  • Release on :2015-11-19
After rows over everything from post boxes to the electoral system, simmering tensions between Hong Kong and China move to the football pitch on Tuesday night as their respective teams clash in the most eagerly awaited fixture here for decades.

Hong Kong has called up 1,200 police officers to maintain order as the rivals face off in a tense World Cup qualifying game where there will be much more than points at stake.
Tickets for the match at the tiny, 6,000-capacity Mong Kok stadium sold out within hours after the Hong Kong football association failed to secure access to the city’s main sporting venue.

Long ignored by Hongkongers because of its poor record, the Hong Kong team has enjoyed a resurgence of interest this year as the city’s young residents used their support to demonstrate their separateness from mainland China.
“The Hong Kong-China conflict definitely plays as a factor in the game,” said Bob Wu, a 34-year-old fan who recently travelled to the Maldives to support Hong Kong in another qualifier. “Football is always related to politics, especially when the mainland is encroaching on our society.”

“The Hong Kong-China conflict definitely plays as a factor in the game,” said Bob Wu, a 34-year-old fan who recently travelled to the Maldives to support Hong Kong in another qualifier. “Football is always related to politics, especially when the mainland is encroaching on our society.”
During previous World Cup qualifiers, Hong Kong’s fans booed their official national anthem — China’s “March of the Volunteers” — leading to a $5,000 fine from Fifa, the sport’s governing body.

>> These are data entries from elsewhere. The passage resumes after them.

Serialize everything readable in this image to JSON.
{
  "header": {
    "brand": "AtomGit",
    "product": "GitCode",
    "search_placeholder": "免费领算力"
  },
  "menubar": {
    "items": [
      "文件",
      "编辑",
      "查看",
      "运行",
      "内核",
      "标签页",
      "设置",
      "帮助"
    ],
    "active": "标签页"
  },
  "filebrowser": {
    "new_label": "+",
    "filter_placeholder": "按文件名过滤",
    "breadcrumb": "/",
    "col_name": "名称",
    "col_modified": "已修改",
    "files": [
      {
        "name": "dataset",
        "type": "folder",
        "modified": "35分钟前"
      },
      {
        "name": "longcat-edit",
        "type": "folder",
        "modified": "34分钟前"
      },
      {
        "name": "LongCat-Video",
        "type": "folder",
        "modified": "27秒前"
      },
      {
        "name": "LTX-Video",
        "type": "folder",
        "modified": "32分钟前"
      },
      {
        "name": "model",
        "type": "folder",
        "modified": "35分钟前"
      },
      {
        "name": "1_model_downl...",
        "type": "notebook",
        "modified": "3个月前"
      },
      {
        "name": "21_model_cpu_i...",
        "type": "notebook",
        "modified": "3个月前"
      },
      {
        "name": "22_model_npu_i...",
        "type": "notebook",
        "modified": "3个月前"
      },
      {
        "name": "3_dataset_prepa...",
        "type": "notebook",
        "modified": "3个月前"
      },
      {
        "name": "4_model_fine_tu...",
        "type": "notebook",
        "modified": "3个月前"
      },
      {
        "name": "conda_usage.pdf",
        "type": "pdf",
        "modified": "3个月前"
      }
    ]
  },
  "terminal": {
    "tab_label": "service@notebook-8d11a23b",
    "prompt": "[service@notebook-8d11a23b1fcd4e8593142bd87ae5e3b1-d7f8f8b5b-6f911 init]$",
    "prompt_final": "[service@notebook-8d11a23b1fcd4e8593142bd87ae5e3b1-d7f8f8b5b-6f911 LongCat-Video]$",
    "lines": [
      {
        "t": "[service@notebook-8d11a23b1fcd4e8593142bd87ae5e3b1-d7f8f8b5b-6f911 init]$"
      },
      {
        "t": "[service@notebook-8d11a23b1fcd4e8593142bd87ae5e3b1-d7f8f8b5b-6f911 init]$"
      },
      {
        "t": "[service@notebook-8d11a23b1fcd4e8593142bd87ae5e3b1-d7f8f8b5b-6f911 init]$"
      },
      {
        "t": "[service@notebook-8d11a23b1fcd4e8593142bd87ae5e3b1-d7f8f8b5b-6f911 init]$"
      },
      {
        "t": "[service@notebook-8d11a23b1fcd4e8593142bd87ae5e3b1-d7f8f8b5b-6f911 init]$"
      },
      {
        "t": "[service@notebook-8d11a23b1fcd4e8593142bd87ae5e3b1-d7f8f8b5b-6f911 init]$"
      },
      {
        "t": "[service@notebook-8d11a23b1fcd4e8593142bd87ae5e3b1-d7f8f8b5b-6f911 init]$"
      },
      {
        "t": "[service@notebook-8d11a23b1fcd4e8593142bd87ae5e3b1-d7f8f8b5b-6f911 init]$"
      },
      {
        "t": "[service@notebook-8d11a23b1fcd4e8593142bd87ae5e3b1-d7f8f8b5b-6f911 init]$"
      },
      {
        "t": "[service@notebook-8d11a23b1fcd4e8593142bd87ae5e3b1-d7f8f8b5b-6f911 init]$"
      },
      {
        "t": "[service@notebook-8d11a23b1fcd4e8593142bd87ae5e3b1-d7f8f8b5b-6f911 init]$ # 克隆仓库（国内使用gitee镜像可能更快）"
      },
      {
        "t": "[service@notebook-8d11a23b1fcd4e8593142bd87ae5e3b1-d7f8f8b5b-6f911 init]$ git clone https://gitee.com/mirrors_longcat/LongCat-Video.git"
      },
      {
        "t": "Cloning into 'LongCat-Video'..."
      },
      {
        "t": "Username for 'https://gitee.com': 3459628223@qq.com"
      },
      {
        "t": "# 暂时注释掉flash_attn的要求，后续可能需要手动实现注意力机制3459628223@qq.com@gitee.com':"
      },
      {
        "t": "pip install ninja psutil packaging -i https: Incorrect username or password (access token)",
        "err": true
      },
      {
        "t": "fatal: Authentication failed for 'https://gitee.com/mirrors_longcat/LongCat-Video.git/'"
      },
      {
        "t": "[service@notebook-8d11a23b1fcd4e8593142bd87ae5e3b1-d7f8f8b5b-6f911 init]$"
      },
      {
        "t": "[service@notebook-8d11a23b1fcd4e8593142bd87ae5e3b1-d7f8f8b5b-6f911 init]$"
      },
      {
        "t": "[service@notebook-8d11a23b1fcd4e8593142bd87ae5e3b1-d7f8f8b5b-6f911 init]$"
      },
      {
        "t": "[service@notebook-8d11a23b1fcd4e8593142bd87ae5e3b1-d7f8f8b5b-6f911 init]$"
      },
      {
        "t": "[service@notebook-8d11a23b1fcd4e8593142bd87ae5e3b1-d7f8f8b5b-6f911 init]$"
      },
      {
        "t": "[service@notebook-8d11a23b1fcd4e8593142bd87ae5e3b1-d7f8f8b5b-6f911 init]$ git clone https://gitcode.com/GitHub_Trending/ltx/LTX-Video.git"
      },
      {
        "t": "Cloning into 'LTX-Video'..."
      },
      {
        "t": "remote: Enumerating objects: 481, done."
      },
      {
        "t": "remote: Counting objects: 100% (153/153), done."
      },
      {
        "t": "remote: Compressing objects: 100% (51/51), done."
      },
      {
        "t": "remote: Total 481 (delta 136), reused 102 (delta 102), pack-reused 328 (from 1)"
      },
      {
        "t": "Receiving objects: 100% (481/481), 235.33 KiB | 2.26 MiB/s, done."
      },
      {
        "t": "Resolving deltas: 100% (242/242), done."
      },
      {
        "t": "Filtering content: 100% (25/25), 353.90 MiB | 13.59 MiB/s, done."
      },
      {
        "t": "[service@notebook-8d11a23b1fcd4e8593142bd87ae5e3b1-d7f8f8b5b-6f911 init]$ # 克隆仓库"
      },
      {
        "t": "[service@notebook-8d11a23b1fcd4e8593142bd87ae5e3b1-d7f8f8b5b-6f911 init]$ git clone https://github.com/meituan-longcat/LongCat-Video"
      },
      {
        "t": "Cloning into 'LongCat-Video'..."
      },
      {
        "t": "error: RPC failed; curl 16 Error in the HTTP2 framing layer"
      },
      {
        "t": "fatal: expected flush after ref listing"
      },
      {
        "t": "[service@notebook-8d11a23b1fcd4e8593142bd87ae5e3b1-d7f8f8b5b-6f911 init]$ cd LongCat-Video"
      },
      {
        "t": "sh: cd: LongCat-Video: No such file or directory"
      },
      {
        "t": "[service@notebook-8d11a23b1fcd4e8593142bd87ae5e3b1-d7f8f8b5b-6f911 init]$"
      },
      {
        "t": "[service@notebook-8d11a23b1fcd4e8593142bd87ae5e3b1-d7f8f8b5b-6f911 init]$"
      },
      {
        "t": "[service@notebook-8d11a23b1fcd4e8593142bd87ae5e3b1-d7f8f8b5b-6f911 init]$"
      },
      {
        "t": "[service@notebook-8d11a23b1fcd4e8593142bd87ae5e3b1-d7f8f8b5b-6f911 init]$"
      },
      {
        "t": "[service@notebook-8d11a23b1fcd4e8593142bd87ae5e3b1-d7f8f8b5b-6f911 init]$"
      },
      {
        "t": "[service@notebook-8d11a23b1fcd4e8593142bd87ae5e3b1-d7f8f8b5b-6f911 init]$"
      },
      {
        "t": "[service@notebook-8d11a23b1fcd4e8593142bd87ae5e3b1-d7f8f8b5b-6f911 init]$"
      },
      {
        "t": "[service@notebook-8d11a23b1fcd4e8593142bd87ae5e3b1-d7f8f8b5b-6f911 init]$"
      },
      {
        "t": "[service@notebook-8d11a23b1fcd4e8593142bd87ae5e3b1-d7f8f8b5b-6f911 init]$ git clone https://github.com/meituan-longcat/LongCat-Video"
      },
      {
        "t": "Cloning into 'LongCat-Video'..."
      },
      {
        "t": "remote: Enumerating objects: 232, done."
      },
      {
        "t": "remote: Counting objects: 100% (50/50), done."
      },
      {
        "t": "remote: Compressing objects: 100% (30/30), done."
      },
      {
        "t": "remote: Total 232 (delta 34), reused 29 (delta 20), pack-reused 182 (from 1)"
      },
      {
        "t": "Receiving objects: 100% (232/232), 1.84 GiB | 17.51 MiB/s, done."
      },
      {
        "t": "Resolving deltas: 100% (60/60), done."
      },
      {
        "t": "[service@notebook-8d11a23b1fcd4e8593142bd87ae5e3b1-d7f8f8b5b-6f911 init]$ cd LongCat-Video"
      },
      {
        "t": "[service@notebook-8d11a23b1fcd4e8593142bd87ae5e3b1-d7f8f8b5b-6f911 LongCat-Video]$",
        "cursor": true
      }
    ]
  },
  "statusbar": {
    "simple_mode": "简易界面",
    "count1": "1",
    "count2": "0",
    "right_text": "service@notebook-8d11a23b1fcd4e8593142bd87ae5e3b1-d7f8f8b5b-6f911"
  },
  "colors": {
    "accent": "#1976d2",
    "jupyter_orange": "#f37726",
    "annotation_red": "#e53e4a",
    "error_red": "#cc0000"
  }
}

“Hong Kong is part of China but Hong Kong people had little say when the city was handed over to China,” said Joel Yu, a 23-year-old Hong Kong fan who works at a university. “Now it’s unreasonable to play China’s national anthem when our team is playing. That is not our song.”
“I don’t think the matches have to link with political issues necessarily,” said Mercury Cheng, a 23-year-old who works at a television station. “We are only supporting our own people.”

The two teams drew 0-0 in a qualifying match in Shenzhen in September but China remain the favourites to win on Tuesday, ranked 84th in the world compared with 145th-placed Hong Kong.